Copy each line below that has "Output".
Top of Exercise materials
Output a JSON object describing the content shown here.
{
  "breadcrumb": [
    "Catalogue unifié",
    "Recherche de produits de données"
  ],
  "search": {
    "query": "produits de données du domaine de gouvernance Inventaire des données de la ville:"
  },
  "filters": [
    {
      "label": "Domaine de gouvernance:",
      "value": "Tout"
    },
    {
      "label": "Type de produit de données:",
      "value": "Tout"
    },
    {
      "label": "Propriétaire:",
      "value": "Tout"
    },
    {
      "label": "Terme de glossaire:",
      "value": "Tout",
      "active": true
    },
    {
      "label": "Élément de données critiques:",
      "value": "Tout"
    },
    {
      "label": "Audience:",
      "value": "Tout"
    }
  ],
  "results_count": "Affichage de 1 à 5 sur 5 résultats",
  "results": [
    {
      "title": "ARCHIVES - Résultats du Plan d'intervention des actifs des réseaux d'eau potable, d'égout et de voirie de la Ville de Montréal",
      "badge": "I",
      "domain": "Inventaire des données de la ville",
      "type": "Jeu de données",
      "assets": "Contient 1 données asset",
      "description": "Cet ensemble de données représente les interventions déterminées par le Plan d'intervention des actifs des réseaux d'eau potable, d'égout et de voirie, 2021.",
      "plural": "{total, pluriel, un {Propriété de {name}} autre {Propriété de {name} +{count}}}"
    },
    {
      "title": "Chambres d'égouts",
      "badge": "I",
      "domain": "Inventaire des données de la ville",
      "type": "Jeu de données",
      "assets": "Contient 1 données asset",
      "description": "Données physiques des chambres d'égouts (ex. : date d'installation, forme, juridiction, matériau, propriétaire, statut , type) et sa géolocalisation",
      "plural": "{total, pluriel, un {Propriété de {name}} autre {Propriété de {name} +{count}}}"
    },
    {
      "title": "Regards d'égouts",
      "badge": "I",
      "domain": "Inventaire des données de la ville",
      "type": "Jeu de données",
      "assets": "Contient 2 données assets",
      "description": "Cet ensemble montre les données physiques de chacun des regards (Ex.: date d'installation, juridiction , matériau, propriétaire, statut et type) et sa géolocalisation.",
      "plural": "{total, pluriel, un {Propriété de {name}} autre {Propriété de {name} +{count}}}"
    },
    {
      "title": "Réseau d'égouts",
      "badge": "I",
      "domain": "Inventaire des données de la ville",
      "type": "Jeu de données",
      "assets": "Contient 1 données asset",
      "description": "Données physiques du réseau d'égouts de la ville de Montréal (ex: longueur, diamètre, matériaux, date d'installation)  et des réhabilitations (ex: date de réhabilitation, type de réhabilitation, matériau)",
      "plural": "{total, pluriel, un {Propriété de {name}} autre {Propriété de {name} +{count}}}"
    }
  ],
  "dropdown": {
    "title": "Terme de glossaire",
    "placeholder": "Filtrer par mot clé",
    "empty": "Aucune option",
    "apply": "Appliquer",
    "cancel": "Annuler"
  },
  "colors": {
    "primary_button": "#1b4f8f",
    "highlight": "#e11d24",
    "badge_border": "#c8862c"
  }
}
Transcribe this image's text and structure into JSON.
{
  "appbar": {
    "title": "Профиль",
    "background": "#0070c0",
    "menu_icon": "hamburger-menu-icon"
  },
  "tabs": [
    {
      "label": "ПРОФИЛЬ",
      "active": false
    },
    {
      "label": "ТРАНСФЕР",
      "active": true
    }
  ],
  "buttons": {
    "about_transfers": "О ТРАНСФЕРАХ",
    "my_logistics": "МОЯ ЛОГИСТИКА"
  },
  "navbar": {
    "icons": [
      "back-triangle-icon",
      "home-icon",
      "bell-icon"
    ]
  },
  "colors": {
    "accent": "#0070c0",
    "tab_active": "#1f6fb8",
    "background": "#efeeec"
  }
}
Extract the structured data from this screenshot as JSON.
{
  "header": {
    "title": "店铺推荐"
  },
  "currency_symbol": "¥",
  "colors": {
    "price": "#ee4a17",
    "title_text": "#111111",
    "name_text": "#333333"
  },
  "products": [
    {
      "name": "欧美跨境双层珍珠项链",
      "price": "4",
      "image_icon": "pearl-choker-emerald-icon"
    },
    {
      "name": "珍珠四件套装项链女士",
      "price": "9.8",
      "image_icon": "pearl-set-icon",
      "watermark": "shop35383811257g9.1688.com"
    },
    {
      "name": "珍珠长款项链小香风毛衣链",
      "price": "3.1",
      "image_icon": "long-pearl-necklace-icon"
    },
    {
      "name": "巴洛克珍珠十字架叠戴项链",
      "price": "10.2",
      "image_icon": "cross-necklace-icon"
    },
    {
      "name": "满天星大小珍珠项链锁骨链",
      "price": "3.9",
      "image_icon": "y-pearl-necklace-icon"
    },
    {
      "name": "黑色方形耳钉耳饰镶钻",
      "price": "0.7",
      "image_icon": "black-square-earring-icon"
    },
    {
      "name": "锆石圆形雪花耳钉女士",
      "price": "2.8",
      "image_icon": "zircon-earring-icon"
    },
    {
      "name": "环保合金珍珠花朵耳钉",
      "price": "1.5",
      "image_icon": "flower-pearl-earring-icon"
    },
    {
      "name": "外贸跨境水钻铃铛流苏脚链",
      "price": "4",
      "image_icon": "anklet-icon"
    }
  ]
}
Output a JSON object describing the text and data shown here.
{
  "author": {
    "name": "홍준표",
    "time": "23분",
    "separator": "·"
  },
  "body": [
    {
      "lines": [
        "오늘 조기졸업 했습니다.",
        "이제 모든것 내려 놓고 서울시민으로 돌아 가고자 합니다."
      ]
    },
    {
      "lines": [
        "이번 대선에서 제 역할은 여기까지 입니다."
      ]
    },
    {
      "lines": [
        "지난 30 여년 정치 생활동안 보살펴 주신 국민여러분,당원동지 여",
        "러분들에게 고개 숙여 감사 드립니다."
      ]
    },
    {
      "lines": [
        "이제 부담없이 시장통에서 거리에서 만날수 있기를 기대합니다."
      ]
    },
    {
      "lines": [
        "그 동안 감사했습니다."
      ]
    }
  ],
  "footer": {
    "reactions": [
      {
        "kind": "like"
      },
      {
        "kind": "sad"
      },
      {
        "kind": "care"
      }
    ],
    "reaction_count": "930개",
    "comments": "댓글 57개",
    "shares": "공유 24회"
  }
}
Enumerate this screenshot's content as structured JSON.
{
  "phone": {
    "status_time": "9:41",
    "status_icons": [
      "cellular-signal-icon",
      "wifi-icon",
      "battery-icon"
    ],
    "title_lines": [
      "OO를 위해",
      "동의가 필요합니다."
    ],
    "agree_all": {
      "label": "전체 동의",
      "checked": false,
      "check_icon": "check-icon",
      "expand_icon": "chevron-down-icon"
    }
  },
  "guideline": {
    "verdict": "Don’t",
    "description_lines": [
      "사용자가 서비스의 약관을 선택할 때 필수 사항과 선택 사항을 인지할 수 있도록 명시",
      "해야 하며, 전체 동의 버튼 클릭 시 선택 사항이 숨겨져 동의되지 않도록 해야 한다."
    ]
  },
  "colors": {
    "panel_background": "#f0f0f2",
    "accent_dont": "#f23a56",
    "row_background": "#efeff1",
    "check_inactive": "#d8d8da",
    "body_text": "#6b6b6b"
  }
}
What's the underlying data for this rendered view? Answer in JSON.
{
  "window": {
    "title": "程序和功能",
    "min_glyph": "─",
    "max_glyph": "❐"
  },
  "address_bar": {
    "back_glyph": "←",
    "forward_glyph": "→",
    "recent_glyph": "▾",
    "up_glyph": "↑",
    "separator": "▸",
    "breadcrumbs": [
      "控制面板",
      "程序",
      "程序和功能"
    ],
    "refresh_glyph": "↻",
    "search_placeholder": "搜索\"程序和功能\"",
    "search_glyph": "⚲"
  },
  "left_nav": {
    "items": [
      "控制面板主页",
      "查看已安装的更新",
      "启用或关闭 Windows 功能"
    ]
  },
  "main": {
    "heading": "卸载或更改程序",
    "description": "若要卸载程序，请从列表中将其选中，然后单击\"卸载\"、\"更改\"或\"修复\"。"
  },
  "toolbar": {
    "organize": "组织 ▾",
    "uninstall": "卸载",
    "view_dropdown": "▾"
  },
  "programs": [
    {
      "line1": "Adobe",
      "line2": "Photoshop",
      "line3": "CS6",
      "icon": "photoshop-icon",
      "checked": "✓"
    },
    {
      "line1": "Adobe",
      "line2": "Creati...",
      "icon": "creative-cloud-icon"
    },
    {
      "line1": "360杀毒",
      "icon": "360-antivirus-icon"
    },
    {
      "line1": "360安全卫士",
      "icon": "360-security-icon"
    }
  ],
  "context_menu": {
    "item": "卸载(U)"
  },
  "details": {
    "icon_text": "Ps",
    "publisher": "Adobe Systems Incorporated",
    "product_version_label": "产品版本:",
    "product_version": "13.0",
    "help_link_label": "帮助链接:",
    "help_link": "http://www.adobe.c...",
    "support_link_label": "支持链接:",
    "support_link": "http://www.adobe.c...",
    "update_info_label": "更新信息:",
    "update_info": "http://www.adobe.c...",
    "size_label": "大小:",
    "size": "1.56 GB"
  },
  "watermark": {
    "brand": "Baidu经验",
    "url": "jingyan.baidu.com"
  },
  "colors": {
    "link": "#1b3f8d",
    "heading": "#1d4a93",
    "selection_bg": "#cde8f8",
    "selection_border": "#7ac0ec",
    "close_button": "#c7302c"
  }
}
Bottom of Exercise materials
## Finished exercise
Output a JSON object describing the content shown here.
Output a JSON object describing the text and data shown here.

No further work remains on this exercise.